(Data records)
__________________________________________________

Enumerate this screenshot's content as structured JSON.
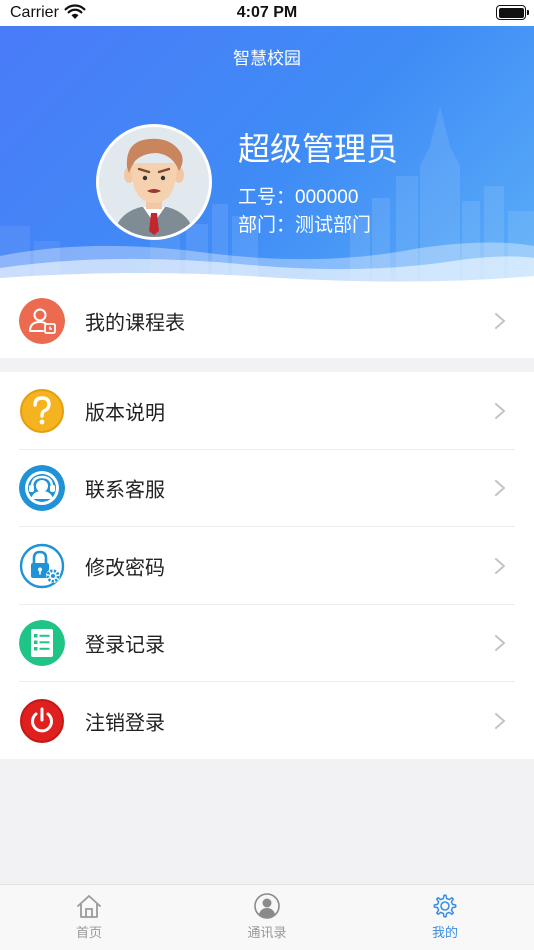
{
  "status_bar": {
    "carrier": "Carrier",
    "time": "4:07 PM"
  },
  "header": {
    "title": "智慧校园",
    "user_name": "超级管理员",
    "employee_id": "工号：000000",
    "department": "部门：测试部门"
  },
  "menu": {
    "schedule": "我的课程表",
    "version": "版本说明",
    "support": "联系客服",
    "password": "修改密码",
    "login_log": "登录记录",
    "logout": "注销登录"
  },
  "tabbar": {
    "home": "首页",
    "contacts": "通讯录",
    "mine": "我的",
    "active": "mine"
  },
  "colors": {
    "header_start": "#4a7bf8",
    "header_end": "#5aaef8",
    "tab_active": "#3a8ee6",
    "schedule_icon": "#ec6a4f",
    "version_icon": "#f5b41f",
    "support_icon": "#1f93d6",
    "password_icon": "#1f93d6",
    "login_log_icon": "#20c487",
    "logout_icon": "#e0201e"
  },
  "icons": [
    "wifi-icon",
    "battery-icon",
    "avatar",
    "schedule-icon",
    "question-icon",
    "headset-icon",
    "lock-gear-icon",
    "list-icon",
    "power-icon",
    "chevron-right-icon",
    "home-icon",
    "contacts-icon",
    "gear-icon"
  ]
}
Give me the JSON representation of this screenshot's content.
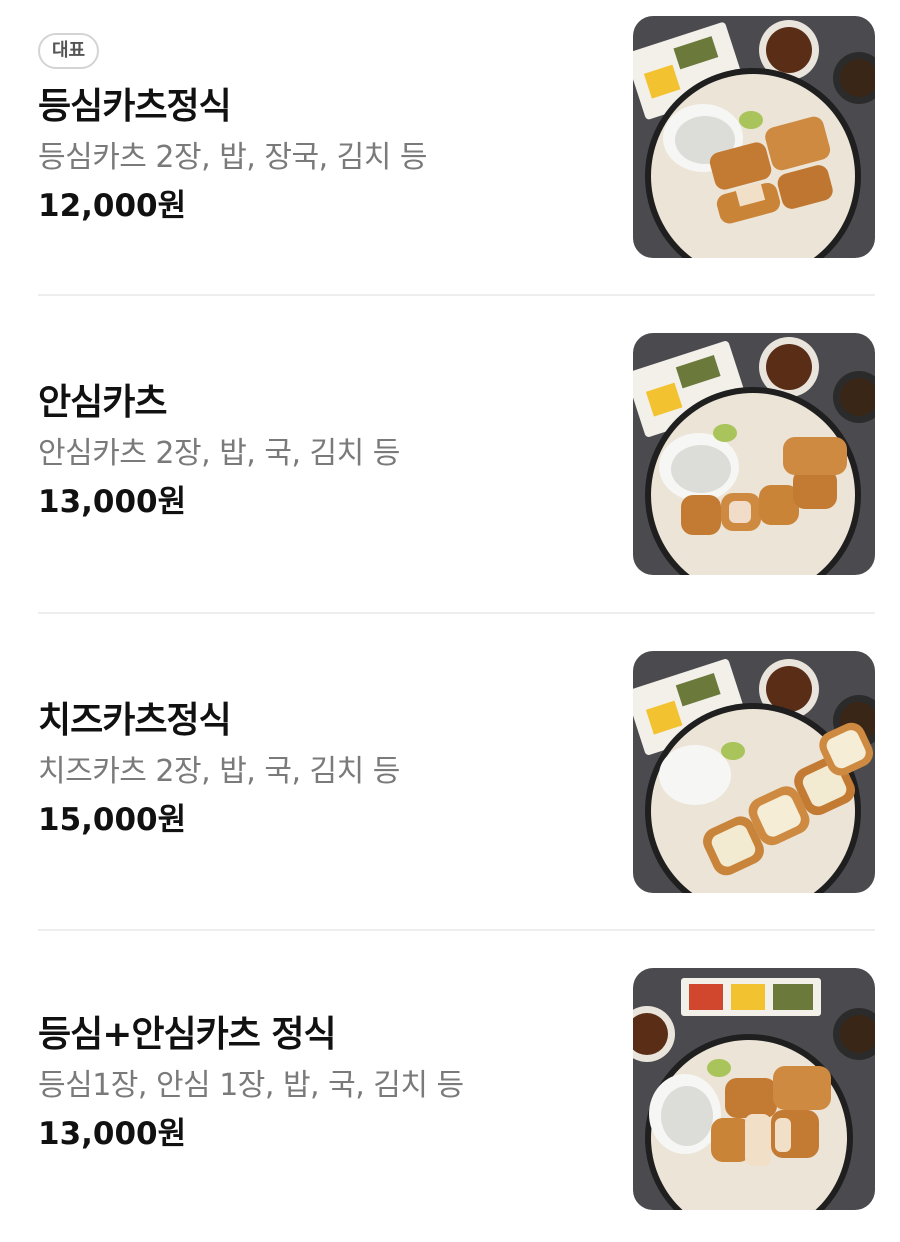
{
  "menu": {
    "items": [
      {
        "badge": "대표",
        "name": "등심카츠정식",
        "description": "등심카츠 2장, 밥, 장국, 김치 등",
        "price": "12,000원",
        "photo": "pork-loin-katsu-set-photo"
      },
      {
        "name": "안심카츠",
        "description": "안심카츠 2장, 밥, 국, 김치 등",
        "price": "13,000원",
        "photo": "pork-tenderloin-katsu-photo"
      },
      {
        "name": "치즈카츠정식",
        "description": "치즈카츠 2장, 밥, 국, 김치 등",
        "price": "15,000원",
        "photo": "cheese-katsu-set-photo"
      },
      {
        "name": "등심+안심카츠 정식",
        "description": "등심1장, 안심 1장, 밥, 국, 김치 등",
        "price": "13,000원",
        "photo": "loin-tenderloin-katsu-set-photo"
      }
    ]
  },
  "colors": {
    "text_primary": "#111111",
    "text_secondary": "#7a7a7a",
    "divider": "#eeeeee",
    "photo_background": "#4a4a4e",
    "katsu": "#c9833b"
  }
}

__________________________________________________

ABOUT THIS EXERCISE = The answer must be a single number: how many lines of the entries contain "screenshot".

REPLY = 2